** REQUIRED ACTION **
Retype exactly the lines of the listing below from the one with "Output a JSON" through the last, both included, and leave every picture out.

- Opening Delimiter -

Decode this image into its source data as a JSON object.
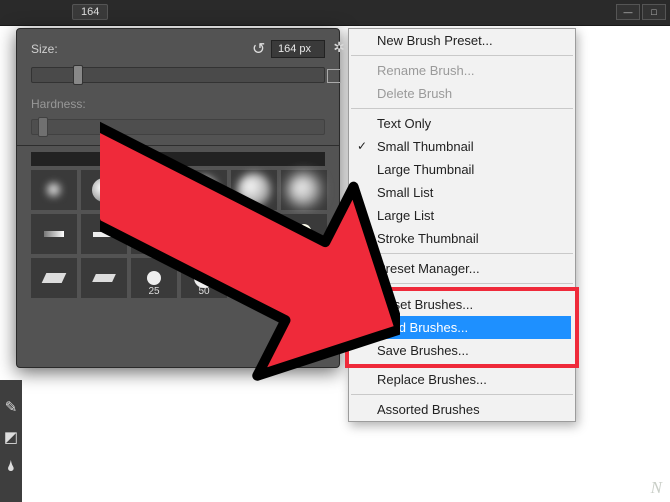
{
  "topbar": {
    "brush_size_badge": "164"
  },
  "panel": {
    "size_label": "Size:",
    "size_value": "164 px",
    "hardness_label": "Hardness:",
    "brush_numbers": [
      "25",
      "50"
    ]
  },
  "menu": {
    "new_preset": "New Brush Preset...",
    "rename": "Rename Brush...",
    "delete": "Delete Brush",
    "text_only": "Text Only",
    "small_thumb": "Small Thumbnail",
    "large_thumb": "Large Thumbnail",
    "small_list": "Small List",
    "large_list": "Large List",
    "stroke_thumb": "Stroke Thumbnail",
    "preset_mgr": "Preset Manager...",
    "reset": "Reset Brushes...",
    "load": "Load Brushes...",
    "save": "Save Brushes...",
    "replace": "Replace Brushes...",
    "assorted": "Assorted Brushes"
  },
  "watermark": "N"
}
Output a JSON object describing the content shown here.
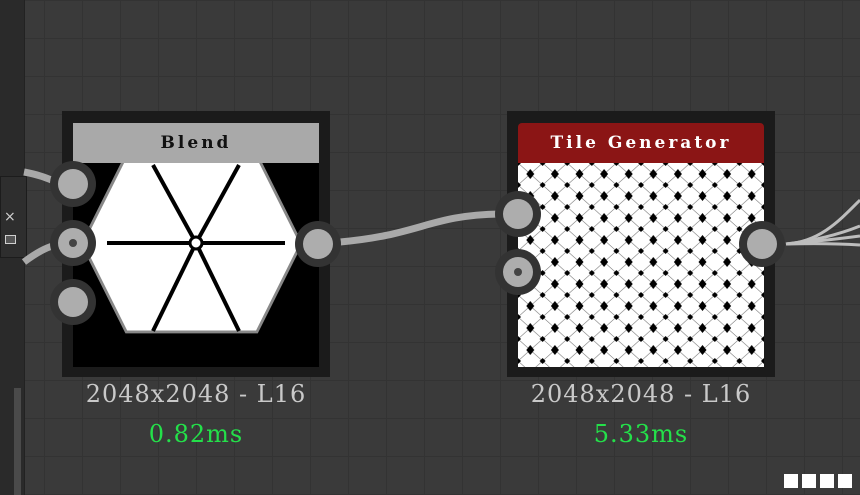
{
  "canvas": {
    "background": "#3a3a3a",
    "grid_color": "#333333"
  },
  "panel": {
    "close_icon": "×"
  },
  "nodes": [
    {
      "title": "Blend",
      "title_bg": "#a9a9a9",
      "title_color": "#111111",
      "resolution": "2048x2048 - L16",
      "timing": "0.82ms",
      "thumbnail": "hexagon-blend-preview"
    },
    {
      "title": "Tile Generator",
      "title_bg": "#8b1515",
      "title_color": "#ffffff",
      "resolution": "2048x2048 - L16",
      "timing": "5.33ms",
      "thumbnail": "tile-pattern-preview"
    }
  ],
  "timing_color": "#24e04a"
}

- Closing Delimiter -

** SOLUTION FOR THIS PROBLEM **
Output a JSON object describing the content shown here.
{
  "canvas": {
    "background": "#3a3a3a",
    "grid_color": "#333333"
  },
  "panel": {
    "close_icon": "×"
  },
  "nodes": [
    {
      "title": "Blend",
      "title_bg": "#a9a9a9",
      "title_color": "#111111",
      "resolution": "2048x2048 - L16",
      "timing": "0.82ms",
      "thumbnail": "hexagon-blend-preview"
    },
    {
      "title": "Tile Generator",
      "title_bg": "#8b1515",
      "title_color": "#ffffff",
      "resolution": "2048x2048 - L16",
      "timing": "5.33ms",
      "thumbnail": "tile-pattern-preview"
    }
  ],
  "timing_color": "#24e04a"
}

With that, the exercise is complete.